- The group of South America consists of middle-income countries which are moderately similar to Central American countries, but not to the high-income OECD countries in North America.

The result of this step is presented by the arrows of Fig.
5, which correspond
to moderately similar (groups of) countries (*s _{ij}* = 1).

In the second step of the imputation procedure a distance matrix is set up that measures how different are the available data of a country from those of another similar country. The basic indicators fall within 8 groups:

- LAND,
- WATER,
- BIOD,
- AIR,
- POLICY,
- WEALTH,
- HEALTH, and
- KNOW.

Suppose that some basic
input from indicator group *g* is not available for country *i*.
Let *j* be an index of countries similar to *i*, i.e., *s _{ij}* =
1 or 2. For each pair (

*i*,

*j*), the Euclidean distance

*d*is computed using those normalized indicators of group

_{ijg}*g*for which data are available for both

*i*and

*j*. The Euclidean distance is given by the square root of the average of squared indicator differences:

where *x _{ic}* is the normalized value of indicator

*c*for country

*i*, which is obtained by exponential smoothing (step 2 of Fig. 1). When no group

*g*indicator is available for both countries

*i*and

*j*the corresponding Euclidean distance is assumed to be infinite, i.e., \({d_{ijg}} = \infty \) .

In the third and last step of the imputation procedure the missing value
of an indicator is filled in using the average value of this indicator over
all countries with maximum similarity and minimum Euclidean distance. Suppose
that an indicator of group *g* is not available for country *i*.
The following algorithm is used to find countries that meet the similarity
and distance criteria. Index *j* runs exclusively over those countries
for which the indicator to be imputed is available.
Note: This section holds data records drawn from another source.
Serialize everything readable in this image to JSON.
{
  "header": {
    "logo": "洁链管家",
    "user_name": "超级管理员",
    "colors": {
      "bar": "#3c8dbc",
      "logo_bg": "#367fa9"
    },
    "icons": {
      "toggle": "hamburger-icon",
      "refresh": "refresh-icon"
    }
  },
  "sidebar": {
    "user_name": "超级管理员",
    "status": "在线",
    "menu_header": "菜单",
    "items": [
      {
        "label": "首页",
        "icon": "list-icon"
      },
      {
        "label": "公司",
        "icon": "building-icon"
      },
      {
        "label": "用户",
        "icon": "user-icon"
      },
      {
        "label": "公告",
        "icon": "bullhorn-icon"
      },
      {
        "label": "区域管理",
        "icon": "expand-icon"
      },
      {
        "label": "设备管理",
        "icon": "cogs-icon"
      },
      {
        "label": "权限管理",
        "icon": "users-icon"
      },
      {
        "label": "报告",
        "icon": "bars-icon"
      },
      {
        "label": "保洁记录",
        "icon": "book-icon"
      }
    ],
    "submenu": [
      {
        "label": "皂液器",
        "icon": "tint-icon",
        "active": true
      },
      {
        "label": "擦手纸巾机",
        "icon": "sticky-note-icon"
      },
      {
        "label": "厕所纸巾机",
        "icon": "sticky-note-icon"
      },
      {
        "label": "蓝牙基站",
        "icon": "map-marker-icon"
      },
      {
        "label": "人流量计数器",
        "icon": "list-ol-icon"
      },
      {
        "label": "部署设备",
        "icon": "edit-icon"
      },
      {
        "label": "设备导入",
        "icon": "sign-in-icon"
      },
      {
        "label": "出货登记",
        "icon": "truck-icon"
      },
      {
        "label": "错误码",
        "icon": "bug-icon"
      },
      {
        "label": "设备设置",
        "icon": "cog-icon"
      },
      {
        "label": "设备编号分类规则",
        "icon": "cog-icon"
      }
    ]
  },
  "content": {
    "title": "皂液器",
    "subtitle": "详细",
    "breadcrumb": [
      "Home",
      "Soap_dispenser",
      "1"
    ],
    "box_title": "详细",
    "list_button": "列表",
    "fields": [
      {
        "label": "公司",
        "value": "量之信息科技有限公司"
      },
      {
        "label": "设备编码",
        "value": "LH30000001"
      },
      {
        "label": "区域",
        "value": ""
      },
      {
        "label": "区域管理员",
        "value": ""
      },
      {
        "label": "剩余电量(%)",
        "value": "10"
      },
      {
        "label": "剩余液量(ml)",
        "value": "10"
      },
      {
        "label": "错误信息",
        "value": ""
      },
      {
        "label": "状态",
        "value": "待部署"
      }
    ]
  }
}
- Compute
*d*for each country_{ijg}*j*in the same group as*i*(*s*= 2). Find those countries for which_{ij}*d*≤ 0.1 (10% of the maximum value of a normalized indicator). If no countries are found, then go to step 2._{ijg} - Compute
*d*for all moderately similar countries (_{ijg}*s*= 1). Choose those countries for which_{ij}*d*≤ 0.1. If no country satisfies this, then go to step 3._{ijg} - Find countries in the same group as
*i*(*s*= 2) for which_{ij}*d*≤ 0.2 (20% of the maximum value of a normalized indicator). If no countries are found, then go to step 4._{ijg} - Find moderately similar countries (
*s*= 1) for which_{ij}*d*≤ 0.2. If no countries are found, then go to step 5._{ijg} - Compute
*d*for each unrelated country_{ijg}*j*(*s*= 0) and select those with the minimum distance._{ij}
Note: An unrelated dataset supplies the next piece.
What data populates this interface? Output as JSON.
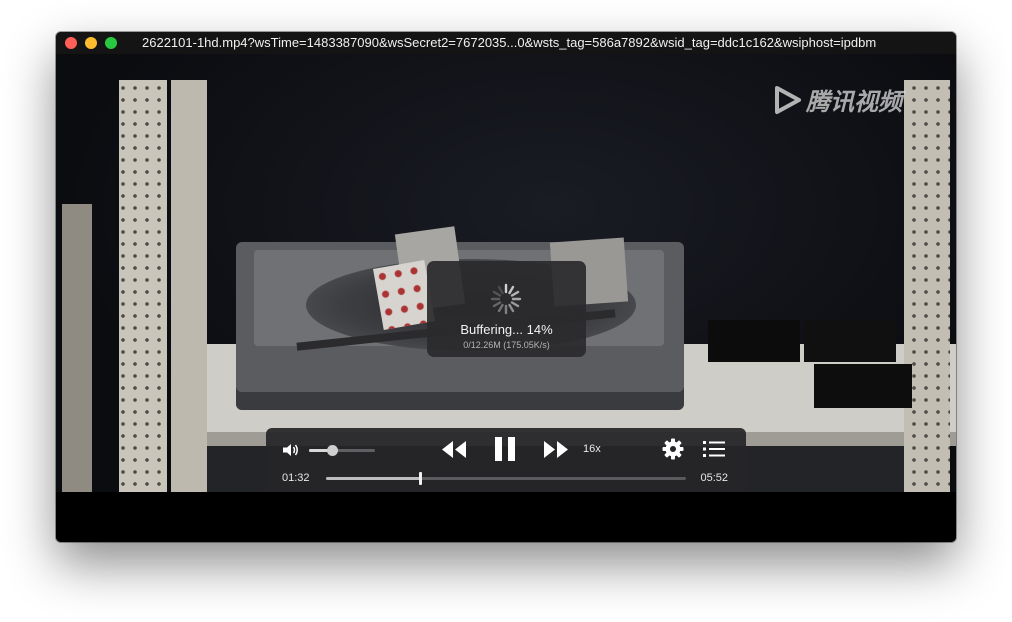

Using the above algorithm, a complete data base is formed for 128 countries
and 75 indicators per country. On average, 1.86 or about two countries are
chosen to impute each of the 284 missing inputs. The average value of distances *d _{ijg}* is
0.105, with an average range of 0.012.

### References
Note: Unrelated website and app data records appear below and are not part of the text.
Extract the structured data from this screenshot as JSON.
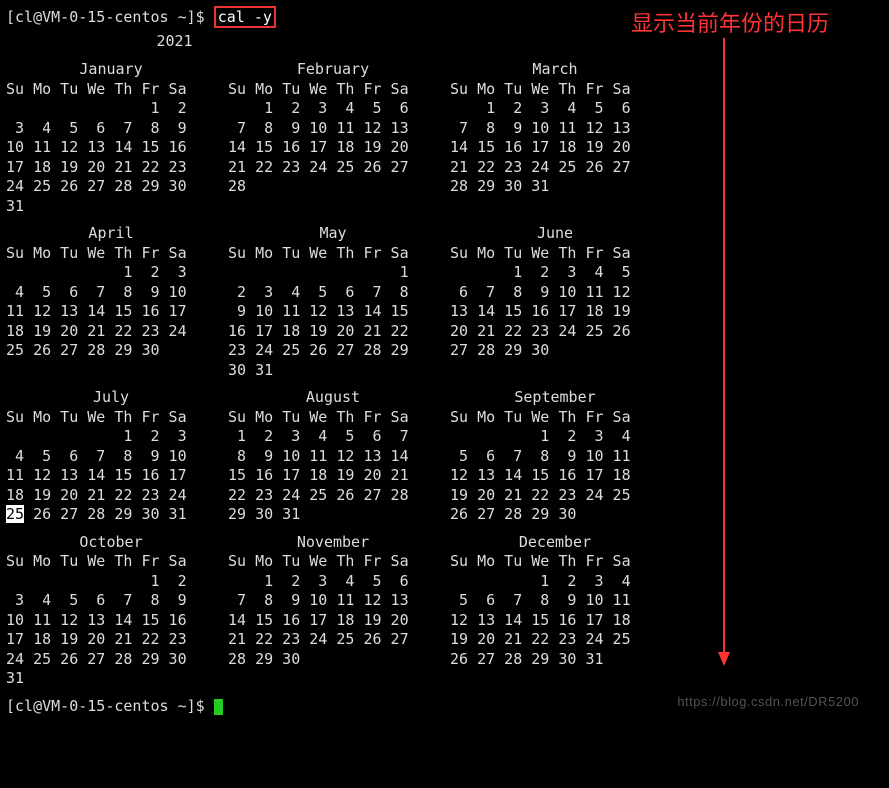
{
  "prompt": {
    "user_host": "[cl@VM-0-15-centos ~]$ ",
    "command": "cal -y",
    "prompt2": "[cl@VM-0-15-centos ~]$ "
  },
  "annotation": "显示当前年份的日历",
  "year": "2021",
  "day_header": "Su Mo Tu We Th Fr Sa",
  "today": {
    "month": "July",
    "day": "25"
  },
  "watermark": "https://blog.csdn.net/DR5200",
  "months": [
    {
      "name": "January",
      "rows": [
        "                1  2",
        " 3  4  5  6  7  8  9",
        "10 11 12 13 14 15 16",
        "17 18 19 20 21 22 23",
        "24 25 26 27 28 29 30",
        "31"
      ]
    },
    {
      "name": "February",
      "rows": [
        "    1  2  3  4  5  6",
        " 7  8  9 10 11 12 13",
        "14 15 16 17 18 19 20",
        "21 22 23 24 25 26 27",
        "28"
      ]
    },
    {
      "name": "March",
      "rows": [
        "    1  2  3  4  5  6",
        " 7  8  9 10 11 12 13",
        "14 15 16 17 18 19 20",
        "21 22 23 24 25 26 27",
        "28 29 30 31"
      ]
    },
    {
      "name": "April",
      "rows": [
        "             1  2  3",
        " 4  5  6  7  8  9 10",
        "11 12 13 14 15 16 17",
        "18 19 20 21 22 23 24",
        "25 26 27 28 29 30"
      ]
    },
    {
      "name": "May",
      "rows": [
        "                   1",
        " 2  3  4  5  6  7  8",
        " 9 10 11 12 13 14 15",
        "16 17 18 19 20 21 22",
        "23 24 25 26 27 28 29",
        "30 31"
      ]
    },
    {
      "name": "June",
      "rows": [
        "       1  2  3  4  5",
        " 6  7  8  9 10 11 12",
        "13 14 15 16 17 18 19",
        "20 21 22 23 24 25 26",
        "27 28 29 30"
      ]
    },
    {
      "name": "July",
      "rows": [
        "             1  2  3",
        " 4  5  6  7  8  9 10",
        "11 12 13 14 15 16 17",
        "18 19 20 21 22 23 24",
        "25 26 27 28 29 30 31"
      ]
    },
    {
      "name": "August",
      "rows": [
        " 1  2  3  4  5  6  7",
        " 8  9 10 11 12 13 14",
        "15 16 17 18 19 20 21",
        "22 23 24 25 26 27 28",
        "29 30 31"
      ]
    },
    {
      "name": "September",
      "rows": [
        "          1  2  3  4",
        " 5  6  7  8  9 10 11",
        "12 13 14 15 16 17 18",
        "19 20 21 22 23 24 25",
        "26 27 28 29 30"
      ]
    },
    {
      "name": "October",
      "rows": [
        "                1  2",
        " 3  4  5  6  7  8  9",
        "10 11 12 13 14 15 16",
        "17 18 19 20 21 22 23",
        "24 25 26 27 28 29 30",
        "31"
      ]
    },
    {
      "name": "November",
      "rows": [
        "    1  2  3  4  5  6",
        " 7  8  9 10 11 12 13",
        "14 15 16 17 18 19 20",
        "21 22 23 24 25 26 27",
        "28 29 30"
      ]
    },
    {
      "name": "December",
      "rows": [
        "          1  2  3  4",
        " 5  6  7  8  9 10 11",
        "12 13 14 15 16 17 18",
        "19 20 21 22 23 24 25",
        "26 27 28 29 30 31"
      ]
    }
  ]
}
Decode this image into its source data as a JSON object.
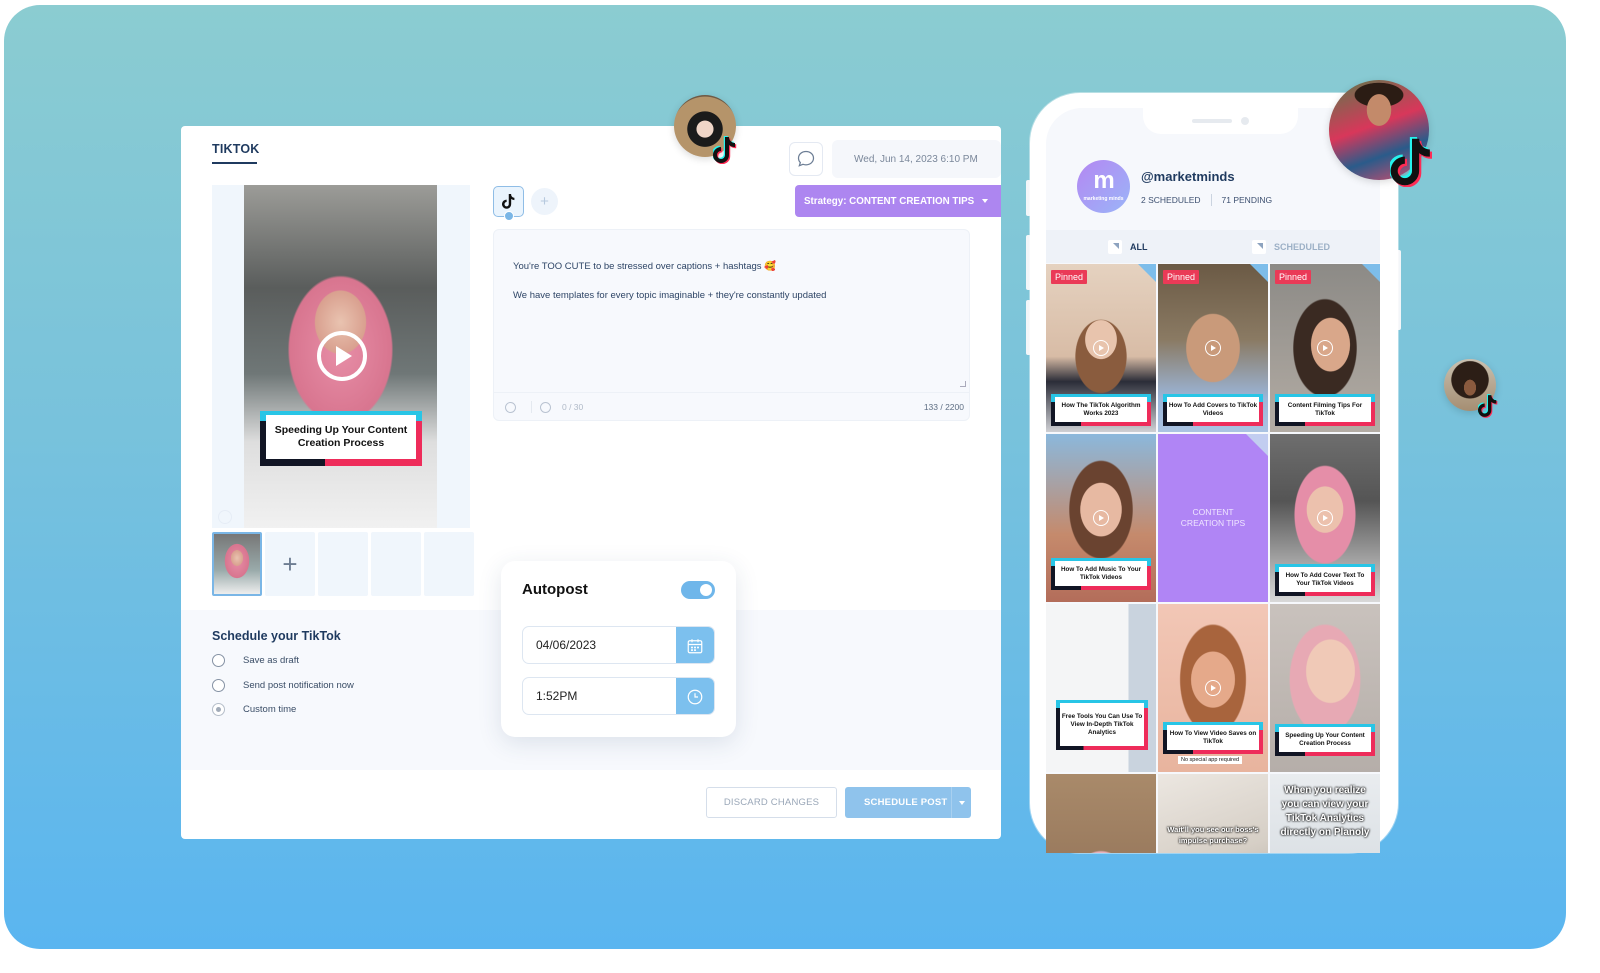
{
  "colors": {
    "accent_blue": "#7cc0ee",
    "strategy_purple": "#ad86f0",
    "navy_text": "#1f3a5f",
    "pinned_red": "#ea3a57",
    "tiktok_cyan": "#28c5e6",
    "tiktok_pink": "#ee2c5a"
  },
  "editor": {
    "tab_label": "TIKTOK",
    "date_display": "Wed, Jun 14, 2023 6:10 PM",
    "strategy_label": "Strategy: CONTENT CREATION TIPS",
    "network_icon": "tiktok-icon",
    "media": {
      "cover_text": "Speeding Up Your Content Creation Process",
      "add_icon": "+"
    },
    "caption": {
      "line1": "You're TOO CUTE to be stressed over captions + hashtags 🥰",
      "line2": "We have templates for every topic imaginable + they're constantly updated",
      "hashtag_count": "0 / 30",
      "char_count": "133 / 2200"
    },
    "schedule": {
      "title": "Schedule your TikTok",
      "options": [
        {
          "label": "Save as draft",
          "selected": false
        },
        {
          "label": "Send post notification now",
          "selected": false
        },
        {
          "label": "Custom time",
          "selected": true
        }
      ]
    },
    "buttons": {
      "discard": "DISCARD CHANGES",
      "schedule": "SCHEDULE POST"
    }
  },
  "autopost": {
    "title": "Autopost",
    "enabled": true,
    "date_value": "04/06/2023",
    "time_value": "1:52PM"
  },
  "phone": {
    "brand_logo_text": "m",
    "brand_logo_sub": "marketing minds",
    "handle": "@marketminds",
    "scheduled": "2 SCHEDULED",
    "pending": "71 PENDING",
    "tabs": [
      {
        "label": "ALL",
        "active": true
      },
      {
        "label": "SCHEDULED",
        "active": false
      }
    ],
    "pinned_label": "Pinned",
    "tiles": [
      {
        "title": "How The TikTok Algorithm Works 2023",
        "pinned": true
      },
      {
        "title": "How To Add Covers to TikTok Videos",
        "pinned": true
      },
      {
        "title": "Content Filming Tips For TikTok",
        "pinned": true
      },
      {
        "title": "How To Add Music To Your TikTok Videos",
        "pinned": false
      },
      {
        "title": "CONTENT CREATION TIPS",
        "pinned": false,
        "placeholder": true
      },
      {
        "title": "How To Add Cover Text To Your TikTok Videos",
        "pinned": false
      },
      {
        "title": "Free Tools You Can Use To View In-Depth TikTok Analytics",
        "pinned": false
      },
      {
        "title": "How To View Video Saves on TikTok",
        "pinned": false,
        "subcaption": "No special app required"
      },
      {
        "title": "Speeding Up Your Content Creation Process",
        "pinned": false
      },
      {
        "title": "",
        "pinned": false
      },
      {
        "title": "Wait'll you see our boss's impulse purchase?",
        "pinned": false
      },
      {
        "title": "When you realize you can view your TikTok Analytics directly on Planoly",
        "pinned": false
      }
    ]
  }
}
- Esty DC, Levy M, Srebotnjak T, Sherbinin A (2005) 2005 Environmental sustainability index: Benchmarking national environmental stewardship, Yale Center for Environmental Law & Policy, New Haven, CT.
- United Nations Statistics Division (2010) Composition of macro geographical (continental) regions, geographical sub-regions, and selected economic and other groupings.
- World Bank (2010) Country groups.